by Reece Chambers
Ryan Giggs’ Wales got their Euro 2020 qualifying campaign off to the perfect start after a 1-0 win over Slovakia last week.
After an international friendly against Trinidad and Tobago a few days prior to the game at the Cardiff City Stadium, this was the first real test for Giggs who will inevitably be compared to the Euro 2016 success of his predecessor, Chris Coleman.
However, if Giggs’ Wales are going to replicate the successes of Coleman’s era, it will be through an entirely different style of football. For Welsh fans, Giggs’ integration of youth and expansive brand of football is in stark contrast to that of Coleman’s pragmatic and combative reign.
Under the reign of Giggs, Wales have began to integrate the experience of Bale, Ramsey, Allen et al. with the fresh-faced vibrance of Brooks, Smith, Ampadu and others. Such integration will be crucial to long-term success of Welsh football as the stalwarts of Welsh football pave the way for a new crop of exciting talent.
The integration of youth was epitomised versus Slovakia given that seven of the starting 11 had less than 10 caps respectively. That very trust of the inexperienced crop of Welsh talent has probably been the biggest strength of Giggs’ reign as Wales boss. With great trust, comes the expectation that those players will deliver and Brooks, Smith, etc. have certainly showed they are capable of playing at the highest level
The accolades for Sunday’s game, though, must be attributed to Daniel James who scored the decisive goal in a 1-0 win over Slovakia in his competitive debut for Wales.

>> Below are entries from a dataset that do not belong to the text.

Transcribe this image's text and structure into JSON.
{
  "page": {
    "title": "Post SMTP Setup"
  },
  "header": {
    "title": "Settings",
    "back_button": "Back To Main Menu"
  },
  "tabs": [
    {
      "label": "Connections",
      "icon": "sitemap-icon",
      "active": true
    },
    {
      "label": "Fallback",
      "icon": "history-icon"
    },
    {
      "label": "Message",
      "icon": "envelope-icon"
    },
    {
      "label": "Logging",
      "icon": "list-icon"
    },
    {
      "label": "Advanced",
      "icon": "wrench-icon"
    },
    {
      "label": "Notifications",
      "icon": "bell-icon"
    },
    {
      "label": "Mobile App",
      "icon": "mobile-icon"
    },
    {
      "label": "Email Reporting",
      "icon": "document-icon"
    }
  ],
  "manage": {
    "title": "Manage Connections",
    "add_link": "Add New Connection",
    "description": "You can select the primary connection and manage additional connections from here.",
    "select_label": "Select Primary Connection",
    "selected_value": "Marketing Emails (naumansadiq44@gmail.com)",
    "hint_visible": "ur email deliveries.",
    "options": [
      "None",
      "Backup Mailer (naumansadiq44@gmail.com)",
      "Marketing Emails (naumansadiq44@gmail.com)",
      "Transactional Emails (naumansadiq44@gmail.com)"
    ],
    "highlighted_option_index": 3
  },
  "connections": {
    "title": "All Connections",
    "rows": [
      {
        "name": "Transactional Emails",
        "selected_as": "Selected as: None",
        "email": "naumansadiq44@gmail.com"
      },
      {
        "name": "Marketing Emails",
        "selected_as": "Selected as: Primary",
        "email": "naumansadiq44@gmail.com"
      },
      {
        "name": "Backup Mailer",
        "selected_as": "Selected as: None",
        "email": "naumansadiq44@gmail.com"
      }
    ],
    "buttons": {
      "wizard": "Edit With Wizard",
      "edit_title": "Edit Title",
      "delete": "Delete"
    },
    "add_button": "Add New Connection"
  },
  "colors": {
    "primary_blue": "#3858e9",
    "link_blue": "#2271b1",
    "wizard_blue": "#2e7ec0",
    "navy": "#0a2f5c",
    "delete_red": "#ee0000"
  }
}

The Swansea winger had recently impressed for the Swans in a 3-2 defeat to Manchester City in the Premier League and showed impressive attributes again on Sunday. James’ pace and direct running has proved to be his biggest asset in his recent rise and the goal on Sunday epitomised those qualities.
After an impressive display for the Welsh national team, it would not be surprising to see Premier League clubs enquiring about the possibility of signing the 21-year-old on a deal in the summer.
Amongst his team mates on Sunday, there were several examples of players who had recently made the transition from Championship to Premier League.
Most notably, Bournemouth’s David Brooks, who has had a ground-breaking debut season in English football’s top flight. In the absence of playmaker Aaron Ramsey, Brooks took control of proceedings and looked like an experienced international player.
The ability to find gaps of space between midfield and defence is one of Brooks’ most impressive attributes for such a young player, and he showed that yet again versus Slovakia. Indeed, it is worth bearing in mind that Brooks has lots of room for development in front of him but he certainly appears to embody the future of Welsh football under Giggs’ regime. I would go as far to say that it is worth building a team around Brooks for years to come, when Bale and Ramsey have retired.
For Giggs and his coaching staff, the 1-0 win versus Slovakia should be taken as a sign that this young crop of Welsh talent has the ability to grind out wins against awkward European opponents.
The future certainly looks bright for Welsh football and that forecast will be further improved after a strong and defiant showing against one of their main rivals for Euro 2020 qualification.